Note also the Code Green Halfway House – maybe your objective is merely to fly to the Code Green Halfway House, at which point you can then retrieve a backup vehicle, freshen up, and complete your journey the next day.
Time is Money – Speed is Survival
If you are driving by car to your retreat, you’ll be traveling at the same speed as everyone else who is also evacuating the city you live in. You’ll be potentially at risk from the people in the cars all around you every minute of your journey, and they’ll be ‘with you’ every part of the way. And when you finally arrive at your retreat, you might find some unwelcome and uninvited strangers have already got there before you!
But a plane gives you two huge advantages. The first advantage is that you’re flying at 120 – 180 mph rather than driving at anything from 0 – 70 mph, depending on traffic. The second is that you’re traveling quite literally ‘as the crow flies’ – in a straight line, the shortest route possible. These advantage combine to help you get where you’re going massively more quickly, and apart from the vulnerabilities getting to the city airport you fly out of, the rest of the way is comparatively safe.
The Cost of a Plane
Planes are not as expensive as you might think. While you can certainly spend over a million dollars for a plane, older planes can be had for as little as $50,000.
A 30 – 40 year old single engine Cessna 172, capable of carrying four people (ie a pilot plus three others) and a little freight (depending on passenger weights and how much fuel is loaded) up to 850 miles on a full 56 gallon tank of gas, while cruising at 140 mph can probably be purchased for something in the range of $50,000 – $75,000. Newer, larger, faster planes, and with more range, of course go up in price, but you can still get something good for $100,000 or less.
Airplanes are subject to strict maintenance, inspection and certification requirements, and are also flown many fewer hours each year than a car is driven. You can buy an older plane with much more confidence than you would an older car.
You’d of course need to get a private pilot’s license, and you might want other family members to get one too in case you’re incapacitated, and for more overall operational flexibility. Learning to fly is more complicated than learning to drive, of course, but 80+ year old grandmothers have learned to fly, as have 15 year old teenagers, and every type of person in between.
Spread the Cost More Ways
Consider getting another couple to buy into the plane with you. A four seater plane can hold four people, after all, and one of the key things you want to do is to have more people in or adjacent to your retreat than just yourself. There is safety in numbers, and if those same numbers can also reduce the cost of buying and maintaining a plane, so much the better.
You need a plane and you need somewhere secure to store it at your home airport or lake. You need a private pilot’s license.
You’ll want to keep the plane fully fueled, and if you might be ferrying passengers and supplies on multiple flights, you’ll want a supply of fuel at your destination and possibly top-up fuel at your home base as well (depending on how far the plane must fly for each roundtrip).
You’ll also need a vehicle and somewhere secure to store it at the place you’ll be flying to.

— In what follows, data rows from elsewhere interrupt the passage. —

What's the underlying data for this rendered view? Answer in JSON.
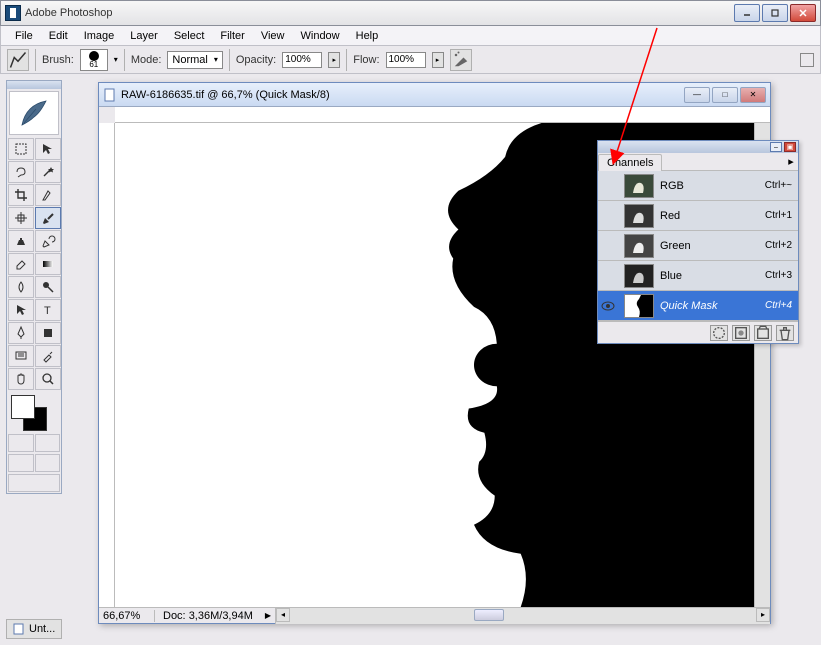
{
  "app": {
    "title": "Adobe Photoshop"
  },
  "menu": {
    "items": [
      "File",
      "Edit",
      "Image",
      "Layer",
      "Select",
      "Filter",
      "View",
      "Window",
      "Help"
    ]
  },
  "options": {
    "brush_label": "Brush:",
    "brush_size": "61",
    "mode_label": "Mode:",
    "mode_value": "Normal",
    "opacity_label": "Opacity:",
    "opacity_value": "100%",
    "flow_label": "Flow:",
    "flow_value": "100%"
  },
  "document": {
    "title": "RAW-6186635.tif @ 66,7% (Quick Mask/8)",
    "zoom": "66,67%",
    "doc_label": "Doc:",
    "doc_size": "3,36M/3,94M"
  },
  "channels": {
    "tab": "Channels",
    "items": [
      {
        "name": "RGB",
        "shortcut": "Ctrl+~",
        "selected": false,
        "eye": false
      },
      {
        "name": "Red",
        "shortcut": "Ctrl+1",
        "selected": false,
        "eye": false
      },
      {
        "name": "Green",
        "shortcut": "Ctrl+2",
        "selected": false,
        "eye": false
      },
      {
        "name": "Blue",
        "shortcut": "Ctrl+3",
        "selected": false,
        "eye": false
      },
      {
        "name": "Quick Mask",
        "shortcut": "Ctrl+4",
        "selected": true,
        "eye": true
      }
    ]
  },
  "taskbar": {
    "tab": "Unt..."
  },
  "tools": [
    "marquee-tool",
    "move-tool",
    "lasso-tool",
    "magic-wand-tool",
    "crop-tool",
    "slice-tool",
    "healing-brush-tool",
    "brush-tool",
    "clone-stamp-tool",
    "history-brush-tool",
    "eraser-tool",
    "gradient-tool",
    "blur-tool",
    "dodge-tool",
    "path-selection-tool",
    "type-tool",
    "pen-tool",
    "shape-tool",
    "notes-tool",
    "eyedropper-tool",
    "hand-tool",
    "zoom-tool"
  ],
  "colors": {
    "accent": "#3a75d6",
    "arrow": "#ff0000"
  }
}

Most airplane engines run on a special type of ‘av gas’ but some planes and their engines can be adapted to run on regular automobile gasoline. If you had your plane modified for regular auto gasoline, it would be more versatile and easier to refuel in the future.
Although you’d want to make use of the latest GPS and avionics, be sure you can navigate without GPS because many worst case scenarios involve the loss of GPS service.
Read More On This Topic
This article has proved popular, and we’ve now added a second article with much more information – More on Planes as Bug-Out Vehicles.